5 Sweet French Treats that May Change Your Life
Depending on who you ask, talking about France may conjure images of chic Parisian boutiques, romantic picnics by a river or perhaps snooty waiters in Breton stripes and berets.
One thing that is impossible to contest? The sheer delight that is French cuisine. Between buttery pastries (des pâtisseries), crispy, sweet and savoury crêpes, delectable regional wines (du Vin – 7-8 billion bottles each year, in fact) and somewhere between 350 and 450 distinct types of cheese, what on earth is there not to love?
Perhaps the most difficult part of eating French food is knowing where to start. Together with some foodies from The Bag Broker (who provide custom branded packaging for all kinds of culinary delights), we’ve whittled down a shortlist of the best French puddings that will have you dropping your doughnuts tout suite.
Let’s start with the basics: Crêpes. Fundamentally, you get one from a street stand, and even more important that it’s made fresh (there is nothing less authentic than a pre-made crêpe being warmed up and handed to you. Bleugh.) You should be able to watch the chef make your order from scratch.
At home, you might enjoy your pancakes covered in chocolate spread, fresh fruit or even bacon and maple syrup. To some people, it almost seems like a challenge to come up with the most inventive and delicious ways in which to enjoy a crêpe, but if you’re serious about eating them in the French way, beurre-sucre (sugar and butter) is the only way to go.
We’ve all seen these brightly-coloured little dessert sandwiches that line the windows of any self-respecting cake shop or patisserie, but despite their cute appearance, a shockingly low number of people claim actually to enjoy eating macrons. The mistake here is simple. You do not have good ones.
Not to be confused with macaroons (misshapen coconut-covered lumps), macarons should be meringue-y and airy. So airy, in fact, that you barely notice eating one and end up bankrupting yourself by eating twenty (side note; this is not the French way to do it). Don’t expect them to compare to a loaded milkshake, decadent cupcake or any other absurd monstrosity of a dessert – macarons are dainty, simple and chic.
The drawback of macarons is that you absolutely cannot purchase them from a supermarket, and you should steer clear of overly-gimmicky flavours. They need to be created by an expert with a discerning palette, and it’s essential to enjoy them fresh. You can order these freshly made macrons from parfaitparis.com, which also offer a variety of savoury and sweet dishes made from scratch.
Next on the list has to be madeleines. Rather than ‘simple’ or ‘boring’, I like to think of these small, seashell-shaped sponges (try saying that quickly) as ‘understated’. Originating from Commercy and Liverdun in the Lorraine region, these palm-sized delights are made from a genoise batter, making them both fluffy and buttery all at once.

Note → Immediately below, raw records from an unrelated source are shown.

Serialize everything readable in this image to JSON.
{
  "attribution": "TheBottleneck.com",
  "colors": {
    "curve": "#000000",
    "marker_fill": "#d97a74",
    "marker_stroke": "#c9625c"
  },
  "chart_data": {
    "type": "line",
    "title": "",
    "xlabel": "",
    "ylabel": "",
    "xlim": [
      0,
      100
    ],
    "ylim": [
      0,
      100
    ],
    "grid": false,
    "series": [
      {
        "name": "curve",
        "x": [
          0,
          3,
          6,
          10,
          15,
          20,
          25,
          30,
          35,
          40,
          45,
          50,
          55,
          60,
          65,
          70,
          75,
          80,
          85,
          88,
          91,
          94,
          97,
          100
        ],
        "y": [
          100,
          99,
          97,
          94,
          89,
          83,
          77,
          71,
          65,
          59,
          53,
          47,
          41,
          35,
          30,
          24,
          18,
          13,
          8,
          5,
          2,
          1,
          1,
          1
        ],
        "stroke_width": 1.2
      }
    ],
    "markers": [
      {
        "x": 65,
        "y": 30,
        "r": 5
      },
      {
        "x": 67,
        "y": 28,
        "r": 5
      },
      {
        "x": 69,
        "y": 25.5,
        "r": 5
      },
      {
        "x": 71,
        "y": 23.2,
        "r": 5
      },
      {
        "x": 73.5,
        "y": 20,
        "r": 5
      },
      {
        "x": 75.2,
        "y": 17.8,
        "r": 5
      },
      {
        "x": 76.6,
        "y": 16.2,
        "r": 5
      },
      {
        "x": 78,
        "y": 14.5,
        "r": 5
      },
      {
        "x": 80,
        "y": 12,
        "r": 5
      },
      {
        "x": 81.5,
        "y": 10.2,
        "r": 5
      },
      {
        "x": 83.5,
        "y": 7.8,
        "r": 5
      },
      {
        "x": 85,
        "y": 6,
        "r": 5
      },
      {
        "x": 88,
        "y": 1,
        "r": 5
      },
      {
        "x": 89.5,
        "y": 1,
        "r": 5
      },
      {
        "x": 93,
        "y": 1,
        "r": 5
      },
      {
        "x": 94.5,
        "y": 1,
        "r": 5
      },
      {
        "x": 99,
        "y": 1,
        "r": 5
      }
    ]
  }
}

Madeleine’s are surprisingly simple to make at home. Still, the real joy is in the fact that, unlike macarons, you can actually buy genuinely delicious ones in bulk at the supermarket from the Bonne Maman brand.

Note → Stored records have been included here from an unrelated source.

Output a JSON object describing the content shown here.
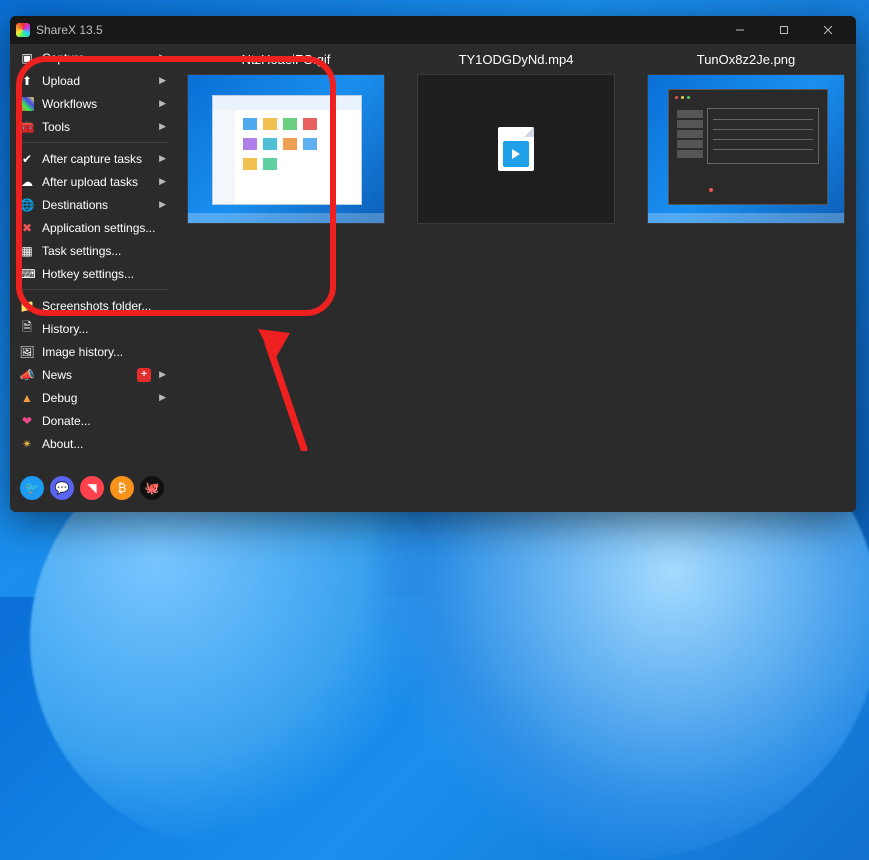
{
  "titlebar": {
    "title": "ShareX 13.5"
  },
  "sidebar": {
    "group1": [
      {
        "label": "Capture",
        "icon": "▣",
        "sub": true
      },
      {
        "label": "Upload",
        "icon": "⬆",
        "sub": true
      },
      {
        "label": "Workflows",
        "icon": "⋮⋮",
        "sub": true
      },
      {
        "label": "Tools",
        "icon": "🧰",
        "sub": true
      }
    ],
    "group2": [
      {
        "label": "After capture tasks",
        "icon": "✔",
        "sub": true
      },
      {
        "label": "After upload tasks",
        "icon": "☁",
        "sub": true
      },
      {
        "label": "Destinations",
        "icon": "🌐",
        "sub": true
      },
      {
        "label": "Application settings...",
        "icon": "✖",
        "sub": false
      },
      {
        "label": "Task settings...",
        "icon": "▦",
        "sub": false
      },
      {
        "label": "Hotkey settings...",
        "icon": "⌨",
        "sub": false
      }
    ],
    "group3": [
      {
        "label": "Screenshots folder...",
        "icon": "📁",
        "sub": false
      },
      {
        "label": "History...",
        "icon": "🗎",
        "sub": false
      },
      {
        "label": "Image history...",
        "icon": "🖼",
        "sub": false
      },
      {
        "label": "News",
        "icon": "📣",
        "sub": true,
        "badge": "+"
      },
      {
        "label": "Debug",
        "icon": "▲",
        "sub": true
      },
      {
        "label": "Donate...",
        "icon": "❤",
        "sub": false
      },
      {
        "label": "About...",
        "icon": "✴",
        "sub": false
      }
    ]
  },
  "thumbs": [
    {
      "name": "NtzHoaeiFG.gif",
      "kind": "desktop"
    },
    {
      "name": "TY1ODGDyNd.mp4",
      "kind": "video"
    },
    {
      "name": "TunOx8z2Je.png",
      "kind": "settings"
    }
  ],
  "social": [
    {
      "name": "twitter",
      "glyph": "🐦",
      "bg": "#1d9bf0"
    },
    {
      "name": "discord",
      "glyph": "💬",
      "bg": "#5865f2"
    },
    {
      "name": "patreon",
      "glyph": "◥",
      "bg": "#ff424d"
    },
    {
      "name": "bitcoin",
      "glyph": "₿",
      "bg": "#f7931a"
    },
    {
      "name": "github",
      "glyph": "🐙",
      "bg": "#111"
    }
  ],
  "colors": {
    "annotation": "#ef2020"
  }
}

Gâteau au yaourt
I was introduced to this recipe as ‘yoghurt cake’, which obviously sounds nowhere near as fancy as it looks in French. Disarmingly simple, gâteau au yaourt is essentially sponge cake that uses a pot of yoghurt (and some oil) in the mixture to add flavour and keep the whole thing moist for much longer than a British recipe might.
It’s so easy to make at home as all of the measurements are based on the size of the yoghurt pot you use, and once you’re comfortable with the basic method you can start to experiment with different flavoured yoghurt for a subtle twist. I’m a huge fan of using toffee or coconut yoghurt, but the French often choose lemon.

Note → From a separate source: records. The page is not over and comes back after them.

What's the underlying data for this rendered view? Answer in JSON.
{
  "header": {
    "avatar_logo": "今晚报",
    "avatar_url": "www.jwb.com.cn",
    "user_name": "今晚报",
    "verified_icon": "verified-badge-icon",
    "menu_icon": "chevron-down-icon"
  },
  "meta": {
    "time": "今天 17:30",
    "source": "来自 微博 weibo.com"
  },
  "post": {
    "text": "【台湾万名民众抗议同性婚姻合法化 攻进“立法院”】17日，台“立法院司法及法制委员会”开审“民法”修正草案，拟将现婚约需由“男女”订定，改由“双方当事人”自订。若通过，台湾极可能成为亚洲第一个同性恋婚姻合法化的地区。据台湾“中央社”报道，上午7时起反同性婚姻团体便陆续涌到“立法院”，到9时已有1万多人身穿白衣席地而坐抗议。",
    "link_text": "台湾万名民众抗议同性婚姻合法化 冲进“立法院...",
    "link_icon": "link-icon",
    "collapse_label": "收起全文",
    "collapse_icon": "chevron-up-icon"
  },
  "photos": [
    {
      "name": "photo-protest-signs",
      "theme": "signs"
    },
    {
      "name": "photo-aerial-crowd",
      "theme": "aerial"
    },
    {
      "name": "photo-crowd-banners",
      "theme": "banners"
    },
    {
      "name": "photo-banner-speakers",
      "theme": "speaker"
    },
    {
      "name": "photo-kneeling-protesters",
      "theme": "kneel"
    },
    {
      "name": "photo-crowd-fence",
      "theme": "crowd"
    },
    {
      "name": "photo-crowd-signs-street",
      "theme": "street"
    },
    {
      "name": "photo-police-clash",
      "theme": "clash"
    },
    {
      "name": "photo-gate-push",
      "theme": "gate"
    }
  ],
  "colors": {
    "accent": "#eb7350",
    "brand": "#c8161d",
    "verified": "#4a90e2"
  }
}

Galette des rois
Literally translating as ‘tart of kings’, galette des Rois is a sweet treat you can only really enjoy once a year. A flat, round pastry filled with frangipane (that’s almond paste, kind of like creamy marzipan), it’s traditionally served on January 6th – Twelfth Night – to celebrate the end of the festive season.
While the cake is delicious, the tradition that comes with it is perhaps the best part. Firstly, it’s important to note that every galette des Rois is served under a golden paper crown (literally), and that baked somewhere into its mixture (the cake, not the crown) is a small charm, known as a ‘féve’. Whoever finds the charm in their slice is deemed the king or queen and gets to wear the crown for the rest of the day.